What is being asked> Could you set down the listing below exactly, leaving out its pictures?

┌────────

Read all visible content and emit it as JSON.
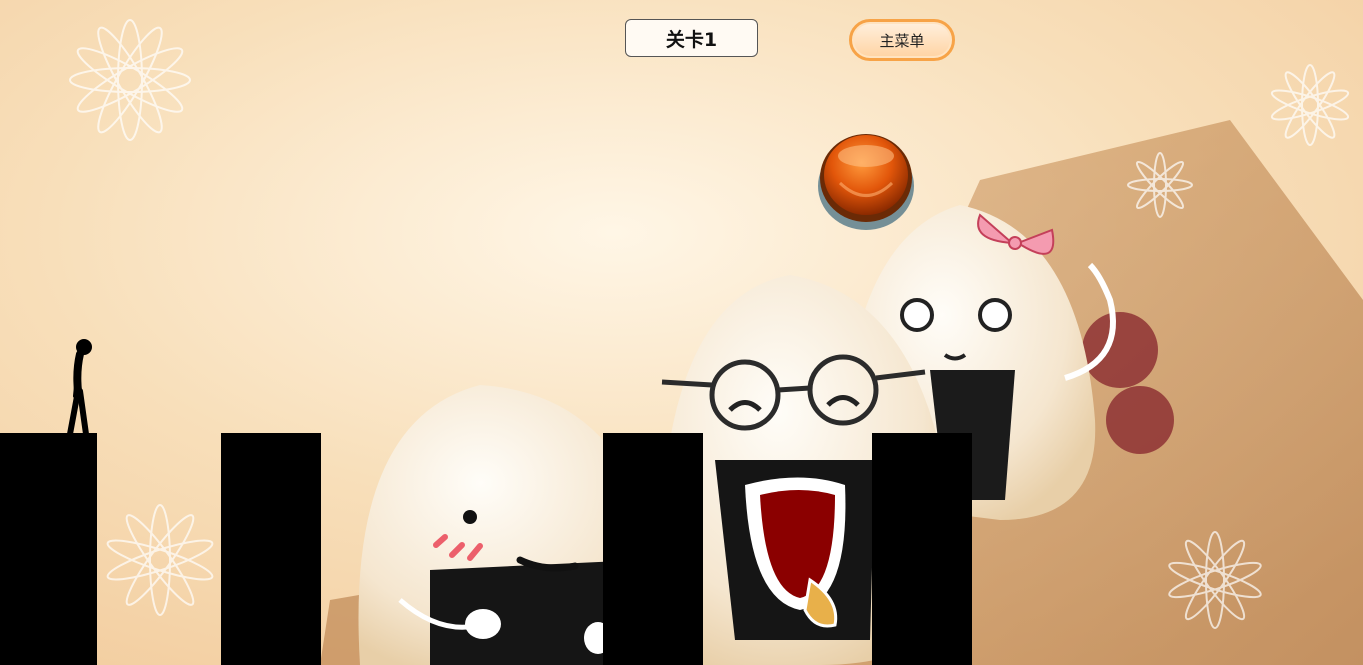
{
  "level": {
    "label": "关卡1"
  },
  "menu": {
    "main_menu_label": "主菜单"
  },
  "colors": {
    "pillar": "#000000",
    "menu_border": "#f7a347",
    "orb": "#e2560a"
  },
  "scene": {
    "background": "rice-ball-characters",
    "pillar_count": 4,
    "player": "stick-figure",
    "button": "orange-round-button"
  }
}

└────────

Completed exercise>
Read all visible content and emit it as JSON.
{
  "level": {
    "label": "关卡1"
  },
  "menu": {
    "main_menu_label": "主菜单"
  },
  "colors": {
    "pillar": "#000000",
    "menu_border": "#f7a347",
    "orb": "#e2560a"
  },
  "scene": {
    "background": "rice-ball-characters",
    "pillar_count": 4,
    "player": "stick-figure",
    "button": "orange-round-button"
  }
}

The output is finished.